How I love the Kimberley and where possible I take a inflatable kayak or canoe to explore the water ways. I say where possible because the risk of crocodiles, waterfalls and near the coast sharks are a real threat. So You have to pick your location to explore with care. There are several Gorges at Mornington Station to canoe or kayak (hire facilities are available) this is a absolute must. The aspect from the river is just something you must experience. Mornington Station in the Kimberley is a landscape photographers paradise and some what looks like in places with the savannah grass “Africa”
On this occasion I have driven to Mornington Station In the Kimberley. This is a privately run nature reserve that offers the visitor so much diversity in what they can see.

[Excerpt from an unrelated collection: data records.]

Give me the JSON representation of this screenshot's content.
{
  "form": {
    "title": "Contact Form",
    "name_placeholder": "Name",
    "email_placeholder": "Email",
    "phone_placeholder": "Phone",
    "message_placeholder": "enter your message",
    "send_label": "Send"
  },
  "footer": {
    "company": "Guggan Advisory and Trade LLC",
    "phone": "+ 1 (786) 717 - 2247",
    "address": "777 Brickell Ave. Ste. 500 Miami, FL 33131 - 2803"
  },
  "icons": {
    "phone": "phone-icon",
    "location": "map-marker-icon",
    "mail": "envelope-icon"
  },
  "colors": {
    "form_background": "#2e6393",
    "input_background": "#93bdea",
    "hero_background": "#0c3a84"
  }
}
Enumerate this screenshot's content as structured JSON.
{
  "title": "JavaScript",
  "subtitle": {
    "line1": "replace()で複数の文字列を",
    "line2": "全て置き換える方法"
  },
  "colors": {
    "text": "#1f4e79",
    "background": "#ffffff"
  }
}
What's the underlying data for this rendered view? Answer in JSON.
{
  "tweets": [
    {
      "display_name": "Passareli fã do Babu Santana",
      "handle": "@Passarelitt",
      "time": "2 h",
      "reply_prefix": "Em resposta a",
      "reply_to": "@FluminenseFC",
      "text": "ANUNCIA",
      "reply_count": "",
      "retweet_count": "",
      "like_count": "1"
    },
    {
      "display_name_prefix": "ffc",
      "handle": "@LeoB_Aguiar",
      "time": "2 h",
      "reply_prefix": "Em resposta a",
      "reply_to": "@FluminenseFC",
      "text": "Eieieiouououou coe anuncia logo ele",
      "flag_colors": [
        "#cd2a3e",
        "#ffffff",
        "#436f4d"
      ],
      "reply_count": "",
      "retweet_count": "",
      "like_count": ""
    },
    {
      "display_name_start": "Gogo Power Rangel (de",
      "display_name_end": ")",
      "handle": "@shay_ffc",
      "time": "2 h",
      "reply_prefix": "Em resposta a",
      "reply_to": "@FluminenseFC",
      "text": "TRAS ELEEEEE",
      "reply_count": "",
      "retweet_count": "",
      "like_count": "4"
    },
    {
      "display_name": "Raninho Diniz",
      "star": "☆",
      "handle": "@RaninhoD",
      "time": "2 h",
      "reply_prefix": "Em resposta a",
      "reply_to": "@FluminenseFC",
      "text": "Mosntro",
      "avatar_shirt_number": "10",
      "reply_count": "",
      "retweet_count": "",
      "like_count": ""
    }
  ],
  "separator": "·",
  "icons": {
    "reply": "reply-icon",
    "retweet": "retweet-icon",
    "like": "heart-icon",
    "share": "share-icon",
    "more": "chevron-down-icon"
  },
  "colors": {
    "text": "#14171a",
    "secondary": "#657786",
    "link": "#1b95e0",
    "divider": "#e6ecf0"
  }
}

I am kayaking down the Fitzroy river through Dimond gorge and discovered this selection of folding rocks which to my eye looks just sliced bread, just out of the oven and that golden colour (about the height of a five story building).
Mornington is a former 220,000 hectare cattle station that was bought by the Australian Wildlife Conservancy, and is now managed as a private nature reserve and Wilderness Park. This Photo of Sliced Bread was taken at Dimond Gorge, where the Fitzroy River dramatically cuts its way through the King Leopold Range. You can hire a canoe here but In my case I chose to carry an inflatable kayak some 12,000km just for this occasion.
The road to Dimond Gorge is aproximatly 24 km long which can take over an hour from the Homestead. This gives you some idea of the local roads ; fine in parts, but with some great creek crossings both rocky and sandy in parts. Driving on towards Dimond Gorge there is a a small track leading up a hill which offers a lookout for a 360º panorama of the Mornington landscape. (best seen in the last light of the day to capture those golden rays of sun across the escarpment) You can see, Fitzroy Bluff ran into the King Leopold Range.
Lloyd Howlett’s Australian landscape limited edition photographs are printed on archival quality canvas (designed to last well in to the next century and beyond) individually numbered and signed. Making each print completely individual.